WHAT YOU ARE ASKED TO DO: Please restate the following records word for word.

** RECORDS PROVIDED follows **

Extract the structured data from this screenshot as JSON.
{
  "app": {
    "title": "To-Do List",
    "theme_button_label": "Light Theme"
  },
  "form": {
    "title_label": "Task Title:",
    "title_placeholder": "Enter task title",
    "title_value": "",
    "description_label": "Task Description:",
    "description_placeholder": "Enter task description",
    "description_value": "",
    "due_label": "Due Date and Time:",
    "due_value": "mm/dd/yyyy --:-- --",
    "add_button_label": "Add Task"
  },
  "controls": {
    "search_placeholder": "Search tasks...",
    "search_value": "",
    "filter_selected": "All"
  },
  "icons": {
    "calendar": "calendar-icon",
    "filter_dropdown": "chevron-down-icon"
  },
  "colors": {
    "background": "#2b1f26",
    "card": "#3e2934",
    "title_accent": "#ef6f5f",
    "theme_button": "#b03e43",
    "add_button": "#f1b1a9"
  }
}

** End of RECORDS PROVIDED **

TASK ANSWER:
Extract the structured data from this screenshot as JSON.
{
  "app": {
    "title": "To-Do List",
    "theme_button_label": "Light Theme"
  },
  "form": {
    "title_label": "Task Title:",
    "title_placeholder": "Enter task title",
    "title_value": "",
    "description_label": "Task Description:",
    "description_placeholder": "Enter task description",
    "description_value": "",
    "due_label": "Due Date and Time:",
    "due_value": "mm/dd/yyyy --:-- --",
    "add_button_label": "Add Task"
  },
  "controls": {
    "search_placeholder": "Search tasks...",
    "search_value": "",
    "filter_selected": "All"
  },
  "icons": {
    "calendar": "calendar-icon",
    "filter_dropdown": "chevron-down-icon"
  },
  "colors": {
    "background": "#2b1f26",
    "card": "#3e2934",
    "title_accent": "#ef6f5f",
    "theme_button": "#b03e43",
    "add_button": "#f1b1a9"
  }
}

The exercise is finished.